    The short term impact of desroying R-1 aras is tor aise housing prices sky high. Immediately all family homes are worth their Development value. A single family home worth $400,000 for a family is worth over $1 M to a developer. Thus developers outside families. As soon as Judge carter announced his intention, R-1 home prices in LA jumped upward even though the census data should that LA has an exodus of family millennials. Hollywood lost 1.3% and the state lost a Congressional seat.

    The long term result will be to destroy family ownership pf homes and create a nation of renters, depend on the whims of mega wall Street firms. The attack on the R-1 areas is actually more threatening to liberty than if they took away everyone’s guns

  20. States have a far bigger tax base than the feds. They don’t, with a few exceptions, rely on that because there is a ton of corruption available to distort the prop tax there and suck on the federal debt and income tax teat instead.

    No surprise Reason is carrying water for precisely those rentier groups who have created the entire problem for lower-cost housing here. There is a reason the US has the 2nd or 3rd highest rent burden (maybe behind UK and Spain – or maybe not now) in
    https://wapexclusive.com ,rich countries. And it ain’t because of zoning or because of a shortage of land.

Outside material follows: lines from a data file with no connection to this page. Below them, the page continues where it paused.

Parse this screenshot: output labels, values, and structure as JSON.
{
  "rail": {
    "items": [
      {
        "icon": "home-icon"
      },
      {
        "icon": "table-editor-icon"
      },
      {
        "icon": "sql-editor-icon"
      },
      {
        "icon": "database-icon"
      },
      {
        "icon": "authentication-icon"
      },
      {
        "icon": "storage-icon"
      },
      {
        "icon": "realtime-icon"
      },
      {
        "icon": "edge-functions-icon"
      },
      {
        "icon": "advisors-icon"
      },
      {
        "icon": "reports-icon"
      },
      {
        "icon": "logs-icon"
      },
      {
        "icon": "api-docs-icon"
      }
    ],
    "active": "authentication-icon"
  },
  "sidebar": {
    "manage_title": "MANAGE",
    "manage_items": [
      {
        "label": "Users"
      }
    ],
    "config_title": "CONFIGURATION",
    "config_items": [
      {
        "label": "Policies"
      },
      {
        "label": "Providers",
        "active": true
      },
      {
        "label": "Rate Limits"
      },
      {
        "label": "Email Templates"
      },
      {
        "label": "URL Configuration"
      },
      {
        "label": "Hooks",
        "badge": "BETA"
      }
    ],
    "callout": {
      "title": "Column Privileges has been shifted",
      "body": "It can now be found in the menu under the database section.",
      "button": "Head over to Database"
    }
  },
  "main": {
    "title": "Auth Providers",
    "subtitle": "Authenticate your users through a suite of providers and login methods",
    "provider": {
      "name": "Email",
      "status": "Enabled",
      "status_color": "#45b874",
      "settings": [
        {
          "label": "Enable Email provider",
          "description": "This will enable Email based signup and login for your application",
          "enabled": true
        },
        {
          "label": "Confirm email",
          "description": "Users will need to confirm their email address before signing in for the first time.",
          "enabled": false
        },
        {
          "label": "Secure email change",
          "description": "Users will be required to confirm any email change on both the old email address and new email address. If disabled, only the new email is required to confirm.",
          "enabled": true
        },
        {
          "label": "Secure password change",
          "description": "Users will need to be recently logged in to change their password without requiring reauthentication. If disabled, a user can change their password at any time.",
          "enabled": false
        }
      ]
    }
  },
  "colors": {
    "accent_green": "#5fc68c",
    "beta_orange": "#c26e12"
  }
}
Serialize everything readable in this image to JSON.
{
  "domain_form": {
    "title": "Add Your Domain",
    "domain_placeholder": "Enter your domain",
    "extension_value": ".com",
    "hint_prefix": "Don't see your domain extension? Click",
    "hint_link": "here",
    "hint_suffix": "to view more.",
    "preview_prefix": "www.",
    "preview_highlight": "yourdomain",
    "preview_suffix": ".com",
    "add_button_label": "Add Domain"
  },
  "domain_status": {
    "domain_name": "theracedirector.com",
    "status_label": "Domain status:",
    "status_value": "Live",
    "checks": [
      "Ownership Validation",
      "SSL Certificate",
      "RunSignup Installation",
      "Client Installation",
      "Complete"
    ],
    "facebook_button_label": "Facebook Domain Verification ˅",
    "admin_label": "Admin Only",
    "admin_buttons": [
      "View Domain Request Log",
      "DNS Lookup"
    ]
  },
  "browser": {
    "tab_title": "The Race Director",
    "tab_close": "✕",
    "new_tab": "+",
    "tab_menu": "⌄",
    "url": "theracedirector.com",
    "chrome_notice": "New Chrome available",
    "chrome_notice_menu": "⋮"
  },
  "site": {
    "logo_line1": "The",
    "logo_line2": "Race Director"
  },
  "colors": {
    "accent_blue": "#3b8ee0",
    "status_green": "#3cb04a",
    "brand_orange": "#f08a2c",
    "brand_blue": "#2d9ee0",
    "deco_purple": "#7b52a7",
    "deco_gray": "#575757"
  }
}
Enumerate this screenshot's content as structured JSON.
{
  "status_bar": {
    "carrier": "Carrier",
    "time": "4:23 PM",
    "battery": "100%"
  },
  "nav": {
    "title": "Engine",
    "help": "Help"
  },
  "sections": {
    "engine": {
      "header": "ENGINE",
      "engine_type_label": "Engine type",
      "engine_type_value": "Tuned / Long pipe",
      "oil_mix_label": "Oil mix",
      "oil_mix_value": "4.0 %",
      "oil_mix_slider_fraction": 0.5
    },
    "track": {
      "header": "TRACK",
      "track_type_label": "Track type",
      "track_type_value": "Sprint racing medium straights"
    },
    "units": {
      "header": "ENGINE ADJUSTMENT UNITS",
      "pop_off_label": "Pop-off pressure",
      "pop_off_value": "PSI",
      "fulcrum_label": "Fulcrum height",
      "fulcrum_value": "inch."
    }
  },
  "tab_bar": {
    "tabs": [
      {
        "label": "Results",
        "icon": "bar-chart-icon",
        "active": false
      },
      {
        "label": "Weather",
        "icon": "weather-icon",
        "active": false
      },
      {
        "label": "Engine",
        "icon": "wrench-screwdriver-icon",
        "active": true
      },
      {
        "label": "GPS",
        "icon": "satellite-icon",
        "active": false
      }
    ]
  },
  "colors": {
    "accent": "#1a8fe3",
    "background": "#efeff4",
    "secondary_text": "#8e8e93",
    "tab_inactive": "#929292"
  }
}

  21. Hello! Thank you for keeping us posted! So they passed a law requiring a bureaucratic report to be produced every 5 years from thousands of municipalities. Said report does nothing.
    I’m all for cutting regulations. But this bill does not do that. All it does is create more bureaucracy which only empowers the political class.
    https://contractorfinder.bradfordwhite.com/contractors

Please to post comments

Comments are closed.